"Suicide contagion is real," said Dan Reidenberg, an expert in mental health and suicide prevention. "An increase in suicides following media reporting has to do with the frequency of reports, placement of reports, the images, the detail of means used, and language used."

In his presentation, Reidenberg, who is co-Chair of the International Media and Suicide Task Force, recommended avoiding simplistic explanations, because "suicide is complex and rarely can be attributed to one single cause." Instead, journalists should take advantage of the opportunity to explain the complexity of this issue.

Responsible coverage of suicides can contribute to their prevention. WHO published a document in 2000 on "Preventing suicide: A resource for media professionals," a guide for addressing this subject worldwide.

In the majority of cases, people who end their lives have experienced severe depression. Depression is the primary cause of disease and disability in the world. For this reason, WHO selected it as the theme of World Health Day this year (April 7).

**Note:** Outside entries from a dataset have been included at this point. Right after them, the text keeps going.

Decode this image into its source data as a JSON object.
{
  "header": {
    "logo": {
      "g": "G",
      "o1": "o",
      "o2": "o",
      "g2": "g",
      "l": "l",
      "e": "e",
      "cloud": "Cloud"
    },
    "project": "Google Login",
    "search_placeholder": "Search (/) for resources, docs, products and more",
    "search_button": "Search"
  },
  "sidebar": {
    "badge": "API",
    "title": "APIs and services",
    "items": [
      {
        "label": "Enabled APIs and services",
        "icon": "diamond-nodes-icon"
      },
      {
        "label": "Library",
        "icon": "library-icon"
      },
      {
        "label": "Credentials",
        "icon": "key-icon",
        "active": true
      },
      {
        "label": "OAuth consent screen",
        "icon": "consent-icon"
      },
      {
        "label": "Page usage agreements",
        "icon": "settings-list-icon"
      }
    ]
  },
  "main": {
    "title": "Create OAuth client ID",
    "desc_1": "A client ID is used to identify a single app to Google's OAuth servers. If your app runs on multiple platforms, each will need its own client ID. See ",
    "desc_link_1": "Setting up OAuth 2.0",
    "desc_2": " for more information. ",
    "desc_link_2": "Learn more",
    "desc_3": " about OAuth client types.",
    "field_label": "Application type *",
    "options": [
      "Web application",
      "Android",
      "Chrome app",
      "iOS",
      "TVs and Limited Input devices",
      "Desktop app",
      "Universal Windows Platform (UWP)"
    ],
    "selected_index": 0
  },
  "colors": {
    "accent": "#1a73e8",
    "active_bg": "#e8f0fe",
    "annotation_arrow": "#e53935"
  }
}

Devora Kestel, Chief of the Mental Health and Substance Use unit at PAHO/WHO, warned that "In the worst cases, depression can lead to suicide." Kestel asked journalists to "cover suicide carefully to reduce the risk of imitative behavior, to change incorrect perceptions and encourage help seeking."

Recommendations for coverage include:

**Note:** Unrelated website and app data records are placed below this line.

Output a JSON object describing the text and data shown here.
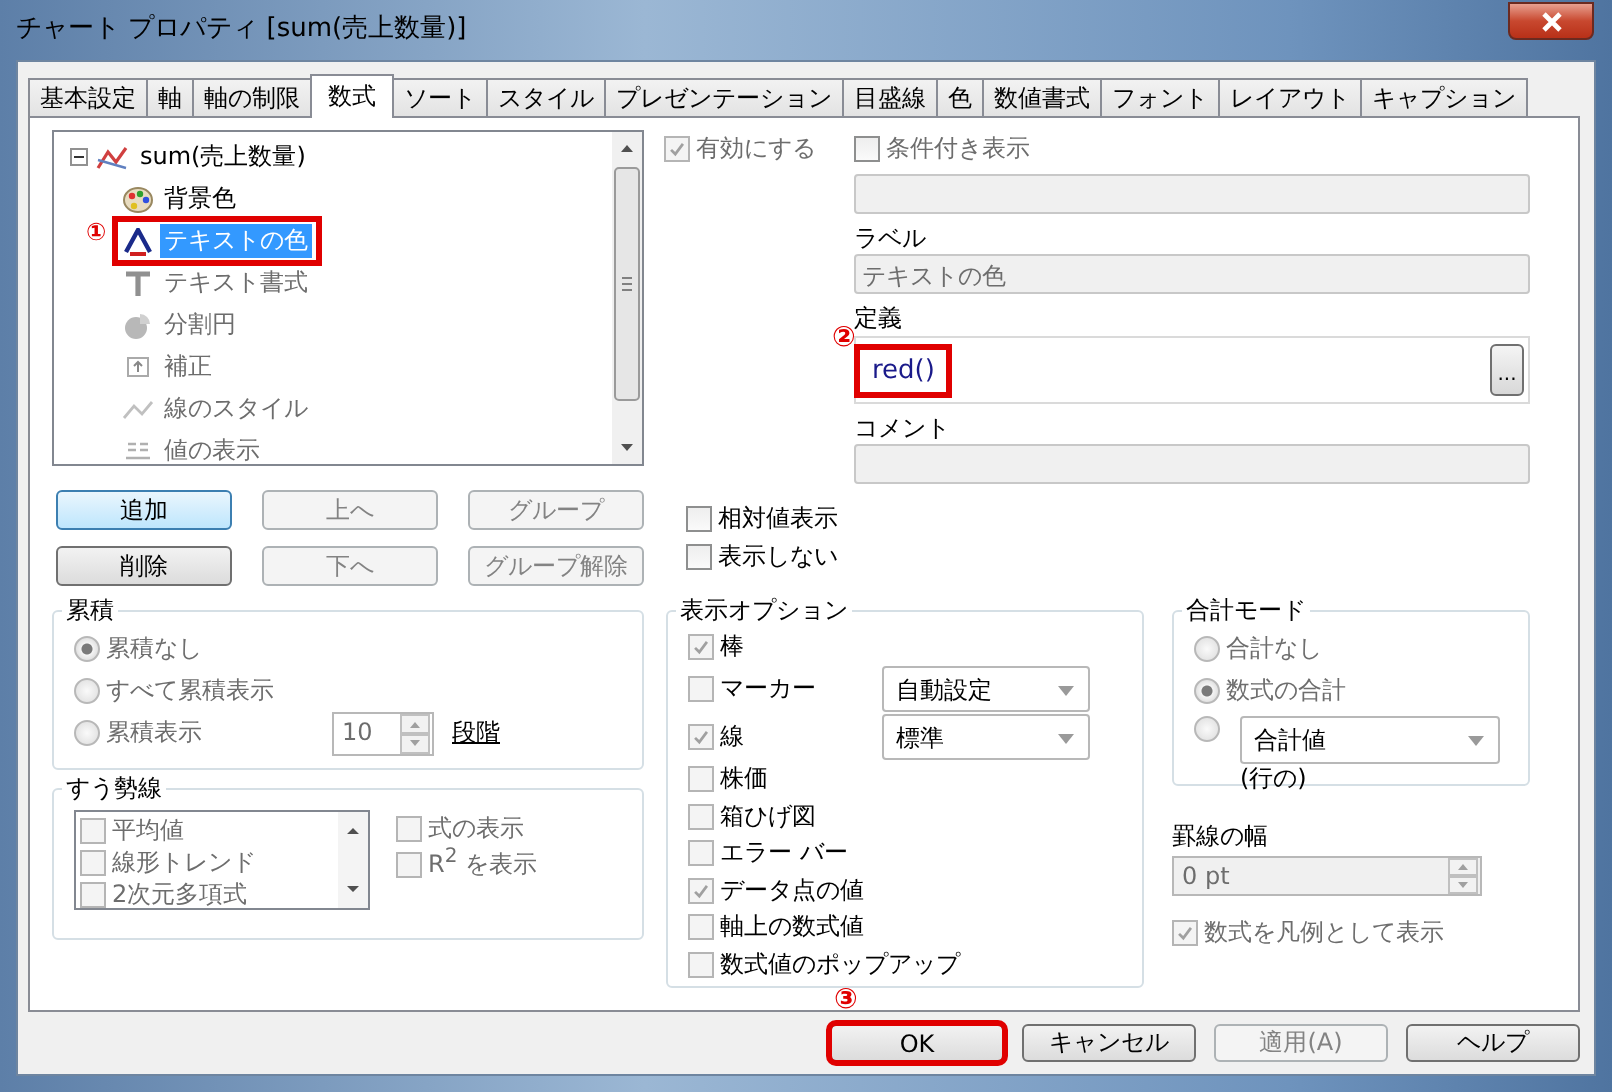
{
  "window": {
    "title": "チャート プロパティ [sum(売上数量)]"
  },
  "tabs": [
    {
      "label": "基本設定",
      "selected": false
    },
    {
      "label": "軸",
      "selected": false
    },
    {
      "label": "軸の制限",
      "selected": false
    },
    {
      "label": "数式",
      "selected": true
    },
    {
      "label": "ソート",
      "selected": false
    },
    {
      "label": "スタイル",
      "selected": false
    },
    {
      "label": "プレゼンテーション",
      "selected": false
    },
    {
      "label": "目盛線",
      "selected": false
    },
    {
      "label": "色",
      "selected": false
    },
    {
      "label": "数値書式",
      "selected": false
    },
    {
      "label": "フォント",
      "selected": false
    },
    {
      "label": "レイアウト",
      "selected": false
    },
    {
      "label": "キャプション",
      "selected": false
    }
  ],
  "expression_tree": {
    "items": [
      {
        "label": "sum(売上数量)",
        "expanded": true,
        "children": [
          {
            "label": "背景色",
            "selected": false,
            "disabled": false
          },
          {
            "label": "テキストの色",
            "selected": true,
            "disabled": false,
            "callout": "①"
          },
          {
            "label": "テキスト書式",
            "selected": false,
            "disabled": true
          },
          {
            "label": "分割円",
            "selected": false,
            "disabled": true
          },
          {
            "label": "補正",
            "selected": false,
            "disabled": true
          },
          {
            "label": "線のスタイル",
            "selected": false,
            "disabled": true
          },
          {
            "label": "値の表示",
            "selected": false,
            "disabled": true
          }
        ]
      }
    ]
  },
  "tree_buttons": [
    {
      "label": "追加",
      "disabled": false
    },
    {
      "label": "上へ",
      "disabled": true
    },
    {
      "label": "グループ",
      "disabled": true
    },
    {
      "label": "削除",
      "disabled": false
    },
    {
      "label": "下へ",
      "disabled": true
    },
    {
      "label": "グループ解除",
      "disabled": true
    }
  ],
  "enable": {
    "label": "有効にする",
    "checked": true
  },
  "conditional": {
    "label": "条件付き表示",
    "checked": false
  },
  "label_field": {
    "label": "ラベル",
    "value": "テキストの色"
  },
  "definition": {
    "label": "定義",
    "value": "red()",
    "callout": "②",
    "button": "..."
  },
  "comment": {
    "label": "コメント"
  },
  "relative": {
    "label": "相対値表示",
    "checked": false
  },
  "invisible": {
    "label": "表示しない",
    "checked": false
  },
  "accumulation": {
    "title": "累積",
    "options": [
      {
        "label": "累積なし",
        "selected": true
      },
      {
        "label": "すべて累積表示",
        "selected": false
      },
      {
        "label": "累積表示",
        "selected": false
      }
    ],
    "steps": {
      "value": "10",
      "label": "段階"
    }
  },
  "trendlines": {
    "title": "すう勢線",
    "items": [
      {
        "label": "平均値",
        "checked": false
      },
      {
        "label": "線形トレンド",
        "checked": false
      },
      {
        "label": "2次元多項式",
        "checked": false
      }
    ],
    "options": [
      {
        "label": "式の表示",
        "checked": false
      },
      {
        "label": "R$^{2}$ を表示",
        "checked": false
      }
    ]
  },
  "display_options": {
    "title": "表示オプション",
    "items": [
      {
        "label": "棒",
        "checked": true
      },
      {
        "label": "マーカー",
        "checked": false,
        "dropdown": "自動設定"
      },
      {
        "label": "線",
        "checked": true,
        "dropdown": "標準"
      },
      {
        "label": "株価",
        "checked": false
      },
      {
        "label": "箱ひげ図",
        "checked": false
      },
      {
        "label": "エラー バー",
        "checked": false
      },
      {
        "label": "データ点の値",
        "checked": true
      },
      {
        "label": "軸上の数式値",
        "checked": false
      },
      {
        "label": "数式値のポップアップ",
        "checked": false
      }
    ]
  },
  "total_mode": {
    "title": "合計モード",
    "options": [
      {
        "label": "合計なし",
        "selected": false
      },
      {
        "label": "数式の合計",
        "selected": true
      },
      {
        "dropdown": "合計値",
        "note": "(行の)",
        "selected": false
      }
    ]
  },
  "line_width": {
    "label": "罫線の幅",
    "value": "0 pt"
  },
  "legend": {
    "label": "数式を凡例として表示",
    "checked": true
  },
  "buttons": [
    {
      "label": "OK",
      "disabled": false,
      "callout": "③"
    },
    {
      "label": "キャンセル",
      "disabled": false
    },
    {
      "label": "適用(A)",
      "disabled": true
    },
    {
      "label": "ヘルプ",
      "disabled": false
    }
  ]
}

  • Avoid describing suicide as inexplicable or without warning; include suicide warning signs
  • Avoid glorifying or romanticizing the act of suicide or a person who died by suicide; try to present a balanced story on the person
  • Avoid relaying the method, location or details of the person who died by suicide; limit details to the facts the audience needs to know
  • Avoid portraying suicide as a common or acceptable response to life's adversities
  • Avoid sensationalizing headlines
  • Avoid using stigmatizing language
  • Avoid harmful graphics
  • Do not share the content of a suicide note
  • Avoid quoting police or first responders
  • Provide resources whenever possible

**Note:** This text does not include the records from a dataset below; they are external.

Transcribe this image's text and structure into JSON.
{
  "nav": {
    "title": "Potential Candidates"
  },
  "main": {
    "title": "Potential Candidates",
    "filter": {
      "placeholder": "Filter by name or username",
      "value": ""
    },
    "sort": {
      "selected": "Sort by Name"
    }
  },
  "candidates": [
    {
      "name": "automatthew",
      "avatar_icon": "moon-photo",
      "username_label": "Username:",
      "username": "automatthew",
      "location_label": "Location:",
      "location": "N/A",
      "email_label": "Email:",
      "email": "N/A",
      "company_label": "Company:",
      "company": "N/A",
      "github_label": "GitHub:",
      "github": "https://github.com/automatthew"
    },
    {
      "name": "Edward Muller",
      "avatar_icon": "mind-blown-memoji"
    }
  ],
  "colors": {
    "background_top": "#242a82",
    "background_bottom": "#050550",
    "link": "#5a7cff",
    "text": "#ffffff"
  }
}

Select this link to access the recording of the webinar.

Links

Preventing Suicide. A Resource for Media Professionals
- Flyer: Best practices for reporting on suicide
- From reportingonsuicide.org: Recommendations for Reporting on Suicide
World Health Day 2017: Depression. Let's Talk
Suicide mortality in the Americas
NGO - Reporting on Suicide